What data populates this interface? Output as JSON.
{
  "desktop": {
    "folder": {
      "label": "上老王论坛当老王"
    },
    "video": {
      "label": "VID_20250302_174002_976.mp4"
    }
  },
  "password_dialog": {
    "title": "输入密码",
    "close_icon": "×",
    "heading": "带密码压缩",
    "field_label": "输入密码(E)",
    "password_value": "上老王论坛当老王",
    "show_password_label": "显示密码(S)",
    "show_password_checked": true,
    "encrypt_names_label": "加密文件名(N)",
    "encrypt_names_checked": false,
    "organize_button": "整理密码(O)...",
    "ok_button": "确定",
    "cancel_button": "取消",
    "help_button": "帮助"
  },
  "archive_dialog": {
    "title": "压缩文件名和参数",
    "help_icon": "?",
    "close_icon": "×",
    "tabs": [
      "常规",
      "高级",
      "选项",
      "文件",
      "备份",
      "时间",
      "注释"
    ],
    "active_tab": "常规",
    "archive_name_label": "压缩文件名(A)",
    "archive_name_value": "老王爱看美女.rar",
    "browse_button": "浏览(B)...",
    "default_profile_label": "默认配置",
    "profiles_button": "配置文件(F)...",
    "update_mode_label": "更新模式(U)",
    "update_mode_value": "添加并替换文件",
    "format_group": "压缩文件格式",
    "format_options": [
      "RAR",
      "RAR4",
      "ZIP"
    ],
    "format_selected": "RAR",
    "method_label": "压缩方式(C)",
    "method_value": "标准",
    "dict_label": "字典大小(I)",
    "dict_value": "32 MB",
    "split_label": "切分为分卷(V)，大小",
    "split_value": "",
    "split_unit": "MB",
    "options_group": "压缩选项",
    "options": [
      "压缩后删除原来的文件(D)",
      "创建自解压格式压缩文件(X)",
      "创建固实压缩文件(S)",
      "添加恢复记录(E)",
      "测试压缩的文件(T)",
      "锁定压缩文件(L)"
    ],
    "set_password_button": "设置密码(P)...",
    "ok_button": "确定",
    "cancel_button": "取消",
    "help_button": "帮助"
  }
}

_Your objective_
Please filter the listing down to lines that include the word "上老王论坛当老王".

_Answer for the task_
      "label": "上老王论坛当老王"
    "password_value": "上老王论坛当老王",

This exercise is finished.